Tim Blake Nelson is a master of his craft: a character actor with over 80 credits to his name. Roles in films as diverse as The Incredible Hulk, Minority Report and O Brother, Where Art Thou?, the Coen Brothers classic. You remember him: Tim played Delmar in that one - the lovable prison escapee who mistakes John Turturro's character for a toad. His latest role is in another Coen bros film: The Ballad of Buster Scruggs. He plays Buster, the star in the first of the film's six vignettes. Then, Mary Randolph Carter. Carter, as she's known, has worked high up at Ralph Lauren for decades - she's a creative director there. That's her day job. In her free time, she collects stuff. She calls it junk. And she's got a lot of junk. She's written tons of books on the topic of junk: antique shops, collections, personal stories, photographs. She talks with Jesse about her books, her decidedly un-minimal design philosophy and her unique, sometimes tragic upbringing. Finally, for the Outshot: Jesse tells you about the power of Police Squad's decidedly un-fancy comedy.
First up this week: Maura Tierney! You know her from her time on the hit drama ER - she played Abby. She's currently on the Showtime series The Affair, as well. And, here's a personal favorite of ours: She also starred on the sitcom Newsradio as Lisa, the ambitious reporter and producer. Her latest role is in the film Beautiful Boy, where she stars alongside Steve Carell and Timothée Chalamet. Then, Michael Kupperman. He's a comics artist and writer whose work usually comes off as surreal, silly and always hilarious. Not so much with his latest work, though. He made a touching, fascinating graphic memoir about his father. It's called "All The Answers." Michael's dad is Joel Kupperman - who, for a brief period in the 40s and 50s, was one of the most famous people in the nation. Joel spent almost his entire childhood and adolescence on TV as a "quiz kid," answering trivia questions for prizes. Finally, for the outshot: Jesse tells you about the last great album Sly Stone ever recorded.

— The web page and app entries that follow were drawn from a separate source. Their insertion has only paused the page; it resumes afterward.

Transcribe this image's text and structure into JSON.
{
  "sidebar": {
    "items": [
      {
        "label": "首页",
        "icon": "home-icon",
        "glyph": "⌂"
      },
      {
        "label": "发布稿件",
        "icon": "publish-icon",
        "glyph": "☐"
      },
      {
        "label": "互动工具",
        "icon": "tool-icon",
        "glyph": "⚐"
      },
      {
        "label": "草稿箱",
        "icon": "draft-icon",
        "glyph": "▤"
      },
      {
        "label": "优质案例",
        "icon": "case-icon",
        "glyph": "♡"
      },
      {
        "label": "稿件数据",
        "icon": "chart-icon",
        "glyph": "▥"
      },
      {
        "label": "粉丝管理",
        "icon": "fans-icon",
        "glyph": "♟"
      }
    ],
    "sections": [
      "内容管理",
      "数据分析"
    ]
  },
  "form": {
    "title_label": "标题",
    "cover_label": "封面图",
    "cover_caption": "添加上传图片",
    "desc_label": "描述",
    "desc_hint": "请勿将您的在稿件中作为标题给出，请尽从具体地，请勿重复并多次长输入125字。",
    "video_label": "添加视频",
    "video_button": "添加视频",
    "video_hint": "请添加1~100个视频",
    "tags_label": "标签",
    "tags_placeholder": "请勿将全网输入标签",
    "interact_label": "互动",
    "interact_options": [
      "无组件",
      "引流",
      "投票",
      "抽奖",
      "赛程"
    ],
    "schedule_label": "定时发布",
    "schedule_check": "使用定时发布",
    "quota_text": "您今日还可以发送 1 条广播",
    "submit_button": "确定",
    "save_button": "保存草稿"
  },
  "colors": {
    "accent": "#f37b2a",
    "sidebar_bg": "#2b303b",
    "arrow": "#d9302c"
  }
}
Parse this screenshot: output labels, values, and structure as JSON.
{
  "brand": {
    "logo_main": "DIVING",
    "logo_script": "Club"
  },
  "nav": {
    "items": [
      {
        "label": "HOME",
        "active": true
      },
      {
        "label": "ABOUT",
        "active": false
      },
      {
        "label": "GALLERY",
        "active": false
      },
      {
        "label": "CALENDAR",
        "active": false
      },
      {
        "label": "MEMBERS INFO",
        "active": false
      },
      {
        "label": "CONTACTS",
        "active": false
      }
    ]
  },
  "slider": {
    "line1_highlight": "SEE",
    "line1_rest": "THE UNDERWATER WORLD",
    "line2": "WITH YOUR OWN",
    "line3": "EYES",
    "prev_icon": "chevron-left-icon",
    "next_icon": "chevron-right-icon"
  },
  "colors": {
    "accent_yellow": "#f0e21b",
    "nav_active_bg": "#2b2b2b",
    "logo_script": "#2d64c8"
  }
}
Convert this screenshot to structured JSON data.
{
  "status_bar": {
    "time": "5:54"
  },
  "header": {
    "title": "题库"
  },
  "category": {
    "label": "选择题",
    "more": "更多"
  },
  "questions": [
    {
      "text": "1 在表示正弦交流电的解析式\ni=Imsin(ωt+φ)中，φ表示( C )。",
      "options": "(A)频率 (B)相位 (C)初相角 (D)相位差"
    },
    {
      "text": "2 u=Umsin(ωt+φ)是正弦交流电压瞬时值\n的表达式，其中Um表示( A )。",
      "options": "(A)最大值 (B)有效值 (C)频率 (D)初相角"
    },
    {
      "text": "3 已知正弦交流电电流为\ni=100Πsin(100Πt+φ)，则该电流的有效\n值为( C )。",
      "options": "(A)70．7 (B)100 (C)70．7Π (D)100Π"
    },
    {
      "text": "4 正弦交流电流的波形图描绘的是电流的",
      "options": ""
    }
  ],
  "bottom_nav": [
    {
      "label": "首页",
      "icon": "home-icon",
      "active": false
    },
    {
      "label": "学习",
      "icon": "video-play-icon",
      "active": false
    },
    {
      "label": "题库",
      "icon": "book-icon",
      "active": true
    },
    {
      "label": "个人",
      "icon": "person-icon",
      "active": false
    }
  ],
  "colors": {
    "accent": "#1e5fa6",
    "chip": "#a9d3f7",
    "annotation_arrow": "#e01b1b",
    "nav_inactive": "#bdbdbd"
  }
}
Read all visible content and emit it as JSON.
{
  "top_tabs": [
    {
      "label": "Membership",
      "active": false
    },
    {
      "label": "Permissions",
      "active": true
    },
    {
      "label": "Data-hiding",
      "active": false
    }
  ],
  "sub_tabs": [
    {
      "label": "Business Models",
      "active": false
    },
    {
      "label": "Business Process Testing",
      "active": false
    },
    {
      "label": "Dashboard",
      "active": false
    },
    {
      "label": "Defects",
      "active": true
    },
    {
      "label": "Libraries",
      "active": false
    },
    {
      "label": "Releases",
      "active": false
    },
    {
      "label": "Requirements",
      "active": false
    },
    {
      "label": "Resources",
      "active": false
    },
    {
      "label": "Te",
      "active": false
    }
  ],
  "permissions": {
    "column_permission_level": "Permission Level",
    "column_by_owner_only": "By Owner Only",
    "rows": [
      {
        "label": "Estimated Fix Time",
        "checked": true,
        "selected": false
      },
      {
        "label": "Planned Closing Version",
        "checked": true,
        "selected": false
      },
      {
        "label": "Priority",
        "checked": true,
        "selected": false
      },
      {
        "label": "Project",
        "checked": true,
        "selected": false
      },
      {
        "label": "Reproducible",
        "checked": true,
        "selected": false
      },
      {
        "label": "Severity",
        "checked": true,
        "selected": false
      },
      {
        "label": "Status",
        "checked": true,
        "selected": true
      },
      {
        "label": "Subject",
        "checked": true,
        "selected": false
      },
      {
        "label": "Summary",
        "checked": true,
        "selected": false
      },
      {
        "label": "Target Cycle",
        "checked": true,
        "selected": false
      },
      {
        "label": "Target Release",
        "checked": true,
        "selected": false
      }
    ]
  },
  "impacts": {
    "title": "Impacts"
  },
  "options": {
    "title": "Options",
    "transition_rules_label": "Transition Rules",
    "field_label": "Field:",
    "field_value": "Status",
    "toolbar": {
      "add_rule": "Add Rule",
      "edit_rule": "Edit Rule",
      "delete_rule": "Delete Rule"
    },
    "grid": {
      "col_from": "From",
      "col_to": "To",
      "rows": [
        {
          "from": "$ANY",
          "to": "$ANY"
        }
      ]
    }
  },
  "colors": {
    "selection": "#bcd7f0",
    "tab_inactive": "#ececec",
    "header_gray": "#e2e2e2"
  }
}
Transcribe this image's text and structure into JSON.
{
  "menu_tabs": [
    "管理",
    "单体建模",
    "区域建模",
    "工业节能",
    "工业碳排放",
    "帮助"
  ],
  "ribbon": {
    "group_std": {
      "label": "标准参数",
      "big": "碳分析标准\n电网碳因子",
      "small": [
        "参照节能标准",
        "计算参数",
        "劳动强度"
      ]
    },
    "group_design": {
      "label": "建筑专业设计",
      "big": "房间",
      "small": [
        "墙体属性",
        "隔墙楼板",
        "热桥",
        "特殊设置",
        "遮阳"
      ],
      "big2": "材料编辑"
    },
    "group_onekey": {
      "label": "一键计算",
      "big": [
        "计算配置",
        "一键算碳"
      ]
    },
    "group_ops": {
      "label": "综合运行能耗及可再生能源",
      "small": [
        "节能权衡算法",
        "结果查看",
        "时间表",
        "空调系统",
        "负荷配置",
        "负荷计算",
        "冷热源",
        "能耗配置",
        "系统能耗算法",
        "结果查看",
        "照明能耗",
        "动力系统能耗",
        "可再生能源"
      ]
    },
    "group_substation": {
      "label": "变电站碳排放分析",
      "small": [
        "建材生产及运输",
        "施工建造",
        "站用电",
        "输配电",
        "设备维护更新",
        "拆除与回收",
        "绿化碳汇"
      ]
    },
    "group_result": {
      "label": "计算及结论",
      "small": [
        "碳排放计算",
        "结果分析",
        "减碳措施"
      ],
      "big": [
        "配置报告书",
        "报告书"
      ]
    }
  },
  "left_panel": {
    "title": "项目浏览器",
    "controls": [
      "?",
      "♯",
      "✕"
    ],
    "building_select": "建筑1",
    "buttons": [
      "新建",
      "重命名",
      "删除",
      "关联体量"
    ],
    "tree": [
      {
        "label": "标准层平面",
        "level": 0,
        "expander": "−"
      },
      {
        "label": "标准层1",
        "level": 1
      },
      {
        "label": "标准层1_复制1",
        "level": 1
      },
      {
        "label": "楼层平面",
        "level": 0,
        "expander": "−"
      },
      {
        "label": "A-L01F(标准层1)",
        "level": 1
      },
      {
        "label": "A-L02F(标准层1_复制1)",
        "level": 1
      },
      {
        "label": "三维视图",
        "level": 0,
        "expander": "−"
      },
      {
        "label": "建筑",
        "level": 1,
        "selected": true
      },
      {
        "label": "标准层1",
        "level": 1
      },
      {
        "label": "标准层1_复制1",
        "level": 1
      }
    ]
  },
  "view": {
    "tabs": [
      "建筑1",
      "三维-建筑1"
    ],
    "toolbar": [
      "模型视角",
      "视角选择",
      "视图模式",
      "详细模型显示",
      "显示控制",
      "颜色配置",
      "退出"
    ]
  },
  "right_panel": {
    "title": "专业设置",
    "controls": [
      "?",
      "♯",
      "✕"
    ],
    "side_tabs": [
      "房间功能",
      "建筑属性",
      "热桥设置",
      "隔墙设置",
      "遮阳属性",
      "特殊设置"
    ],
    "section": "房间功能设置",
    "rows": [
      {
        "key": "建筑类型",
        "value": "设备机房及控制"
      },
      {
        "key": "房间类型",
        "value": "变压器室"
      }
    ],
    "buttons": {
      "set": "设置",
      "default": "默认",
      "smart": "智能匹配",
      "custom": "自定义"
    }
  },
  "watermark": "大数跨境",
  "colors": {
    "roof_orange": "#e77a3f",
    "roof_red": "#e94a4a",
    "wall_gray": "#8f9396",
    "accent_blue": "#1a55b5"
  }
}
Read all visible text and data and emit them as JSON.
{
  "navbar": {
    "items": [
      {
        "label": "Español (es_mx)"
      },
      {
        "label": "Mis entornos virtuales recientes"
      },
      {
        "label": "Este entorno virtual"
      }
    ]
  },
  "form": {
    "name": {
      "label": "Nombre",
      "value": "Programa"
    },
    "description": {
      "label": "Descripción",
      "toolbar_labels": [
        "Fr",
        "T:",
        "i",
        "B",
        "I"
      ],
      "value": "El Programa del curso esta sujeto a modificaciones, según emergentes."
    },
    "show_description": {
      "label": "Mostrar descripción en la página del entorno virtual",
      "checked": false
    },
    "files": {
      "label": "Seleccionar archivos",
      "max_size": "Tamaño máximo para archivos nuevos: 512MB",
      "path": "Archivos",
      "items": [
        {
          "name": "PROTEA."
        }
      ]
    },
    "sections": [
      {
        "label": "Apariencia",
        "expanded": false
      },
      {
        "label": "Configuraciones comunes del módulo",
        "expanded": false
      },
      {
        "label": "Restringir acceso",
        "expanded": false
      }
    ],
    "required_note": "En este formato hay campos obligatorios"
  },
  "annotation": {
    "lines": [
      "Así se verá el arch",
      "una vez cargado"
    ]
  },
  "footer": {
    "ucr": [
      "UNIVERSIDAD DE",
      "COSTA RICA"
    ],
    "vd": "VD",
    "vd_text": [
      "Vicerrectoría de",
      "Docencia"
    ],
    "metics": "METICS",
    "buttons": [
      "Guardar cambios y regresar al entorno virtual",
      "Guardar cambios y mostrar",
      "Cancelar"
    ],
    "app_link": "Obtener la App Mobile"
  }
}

This week, we're dedicating almost an entire episode to one of our favorite musicians: Kamasi Washington! Kamasi is a saxophonist and composer. In the studio, he's played sax and arranged for hitmakers like Kendrick Lamar, Ryan Adams, Snoop Dogg - and that's just naming a handful. On his own, he's a visionary bandleader with over half a dozen solo records to his name. He broke through in 2015, with his three hour long instant classic "The Epic" - a record that found its way to a bunch of top ten lists and renewed a fiery debate in the music world: can a guy like Kamasi, not yet 40, revive jazz and turn it into a young person's game again? He and Jesse talk about his time playing sax in bands, as a composer and bandleader, and his nearly unbeatable Street Fighter II skills. We'll close out this week's show with a treat: a short story from the one and only Simon Rich! He's been a writer for SNL, the New Yorker and much more. He just put out a terrific new short story collection called "Hits and Misses." The outshot is back next week!